There are a number of successful growth hackers who have masterfully aced the art and science of growth hacking. This includes doing a few important things like understanding the customer, conceptualizing an ideal product, as well as leveraging each and every tool available to them.

Proven Growth Hackers

Growth hackers are considered the gold-diggers of our times because of their ability to acquire from zero to millions of users in just couple of years. Examples include Facebook, Quora, Airbnb, Twitter, LinkedIn, YouTube, Dropbox, Spotify, Paypal, Hotmail, and the list continues.

Let’s consider Quora for instance.
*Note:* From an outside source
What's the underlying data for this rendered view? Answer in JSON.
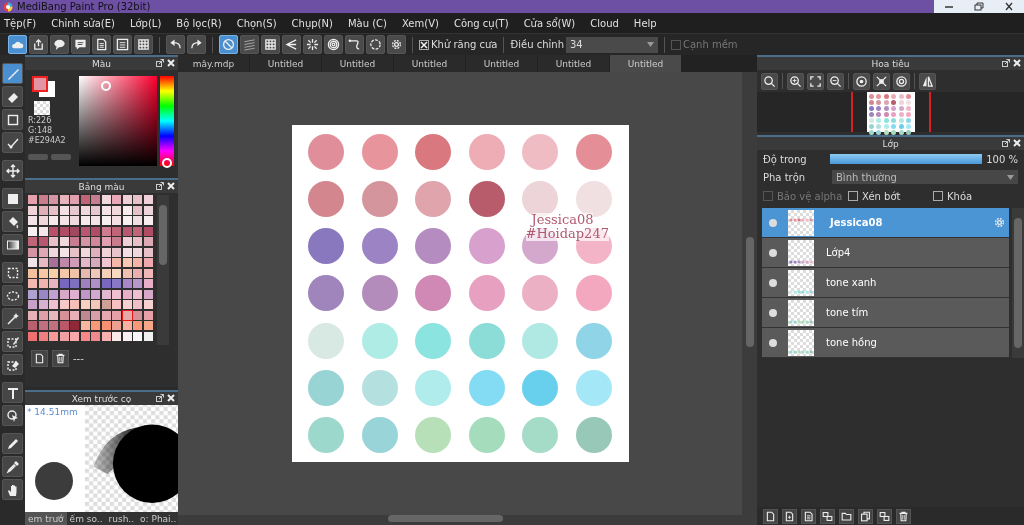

The idea behind Quora was to serve a platform that would let people engage in quality conversations. While the world already had N number of Forums, Quora chose to be different.

Quora is known for having aced two growth hacks that led the company to grow in millions. One of the hacks that worked for Quora is that they designed a feed that would generate interesting content based on a user’s interest. This feed provided the users with the present topics and user’s interest from most recent conversations.

growth hacking

Four Growth Hacking tactics early stage startups should consider:

1. Consider exploring remarketing

Remarketing plays a vital role when you have just entered the market with your thriving business. It is essential to market your brand to only those users who have shown a potential interest towards your brand or your online services. You can even consider those who have recently visited your web page. This turns out to be a great way to manifold growth wherein you focus your PPC campaign on such visitors.

2. Serve engaging content

Having a professional website design is just being enough today. Just as we mentioned above, you need to battle the cutting-edge and for that you would have to make considerable efforts to entertain, engage and retain your users. This is where content can do wonders to your business, provided it is marketed in the right way. Blogs have been around for a while and worry not as they are here to stay. Apart from maintaining and marketing your own blog, you should invite other bloggers to write for your brand.

Don’t forget that social media and any sort of content that’s relevant to your business goes hand in hand. Make sure your business has a social media presence and you are making rigorous efforts to keep in touch with your audience. Remember that social media is even more creative platform and it will demand you to come up with relevant as well as engaging content that helps you build a stronger audience base.


3. Offer Freebies

The mass never says no to free things and so offering freebies is one of the best ways to drive your potential users to use your paid services or product. In a way, you are letting your users avail the service or product which further allows them to witness the quality and consistency of the business. For instance, Moz. has set an ideal example. It manages to provide free SEO tools and resources to its users in order to attract them to subscribe for its paid subscriptions. The good news is that this strategy has done wonders for the company.

4. Use Referrals

Providing referrals is a proven way to build a solid customer base. You can choose to start a referral program just after you have few hundreds of genuine customer in hand. Take Dropbox as an example. Just within 15 months, Dropbox was successful in raising its user base from 100,000 to more than 4 million. All that this startup did is, it lured customers by offering upgraded storage amounts to referral party with an extra 500MB of storage free.


source: Sam Makad is marketing consultant at Skyward ERP